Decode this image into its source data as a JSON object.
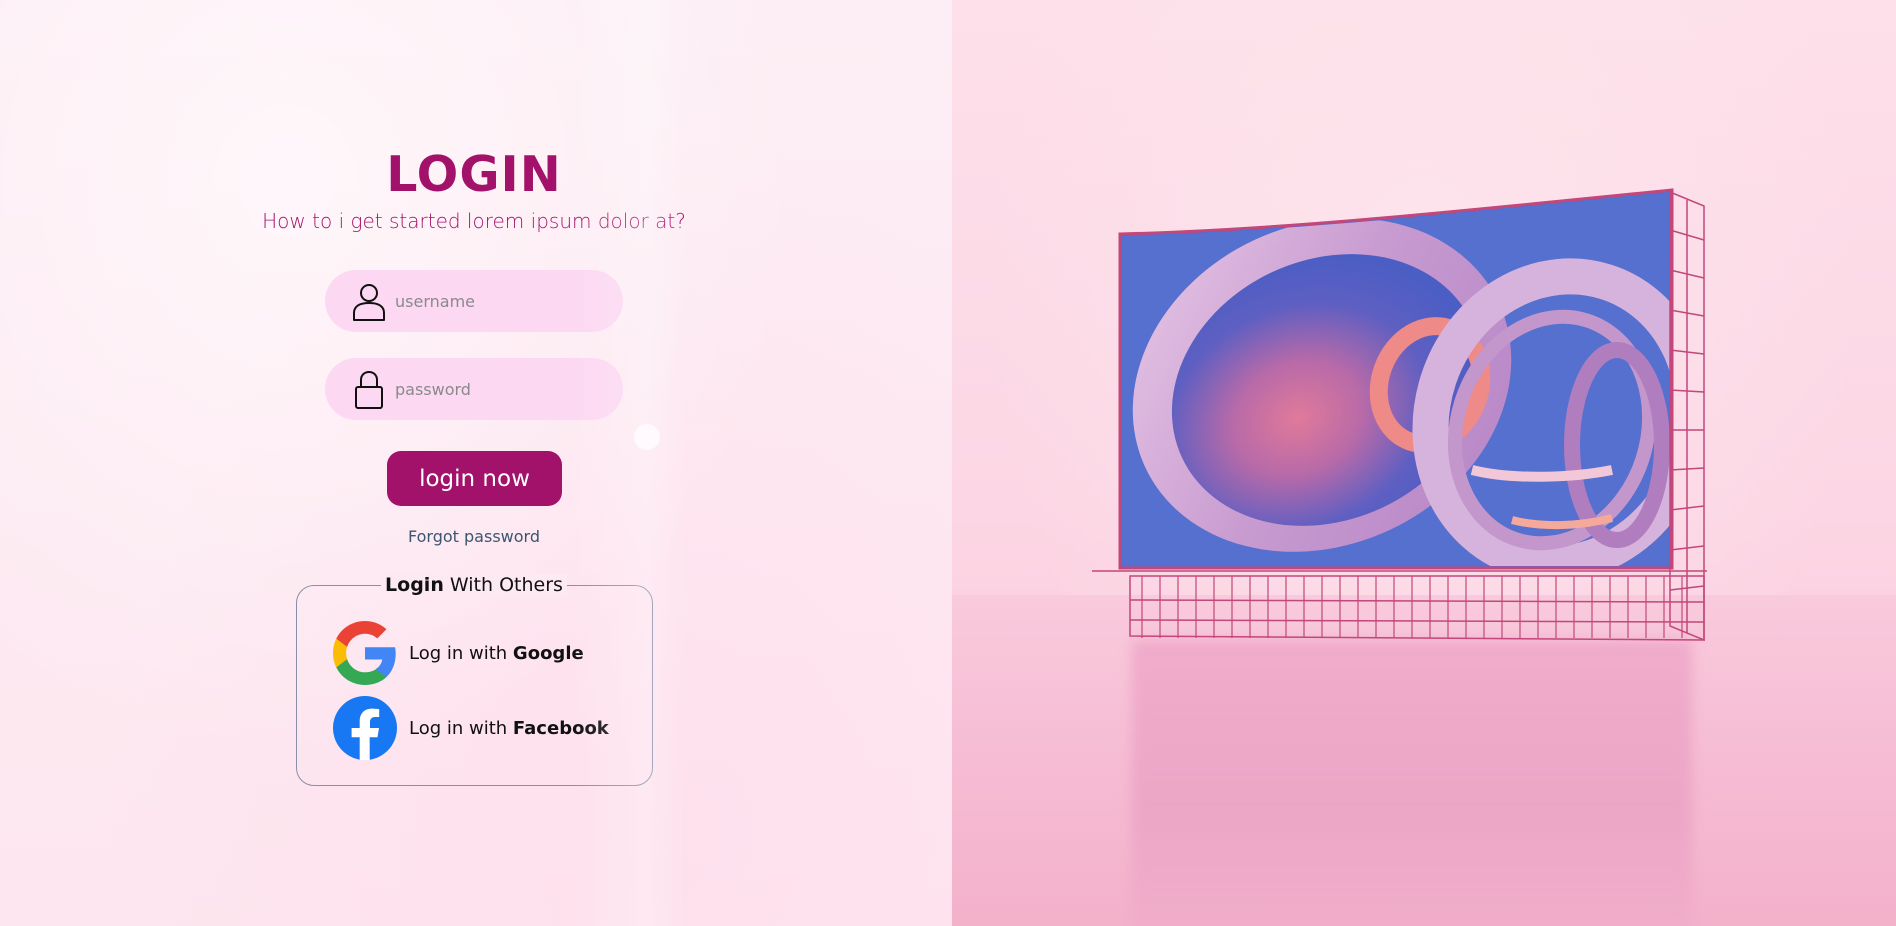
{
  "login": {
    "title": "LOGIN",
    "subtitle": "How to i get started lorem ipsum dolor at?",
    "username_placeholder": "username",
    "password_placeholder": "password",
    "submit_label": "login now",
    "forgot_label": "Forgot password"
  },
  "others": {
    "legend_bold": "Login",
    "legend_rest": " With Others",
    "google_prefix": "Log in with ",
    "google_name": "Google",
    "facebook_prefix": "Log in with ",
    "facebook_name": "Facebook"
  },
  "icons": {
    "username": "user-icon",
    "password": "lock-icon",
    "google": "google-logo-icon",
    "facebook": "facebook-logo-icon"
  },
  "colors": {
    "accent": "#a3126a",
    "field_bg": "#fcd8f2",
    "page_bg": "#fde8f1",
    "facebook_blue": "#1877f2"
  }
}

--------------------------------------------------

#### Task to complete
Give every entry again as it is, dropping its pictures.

#### Finished task
Decode this image into its source data as a JSON object.
{
  "login": {
    "title": "LOGIN",
    "subtitle": "How to i get started lorem ipsum dolor at?",
    "username_placeholder": "username",
    "password_placeholder": "password",
    "submit_label": "login now",
    "forgot_label": "Forgot password"
  },
  "others": {
    "legend_bold": "Login",
    "legend_rest": " With Others",
    "google_prefix": "Log in with ",
    "google_name": "Google",
    "facebook_prefix": "Log in with ",
    "facebook_name": "Facebook"
  },
  "icons": {
    "username": "user-icon",
    "password": "lock-icon",
    "google": "google-logo-icon",
    "facebook": "facebook-logo-icon"
  },
  "colors": {
    "accent": "#a3126a",
    "field_bg": "#fcd8f2",
    "page_bg": "#fde8f1",
    "facebook_blue": "#1877f2"
  }
}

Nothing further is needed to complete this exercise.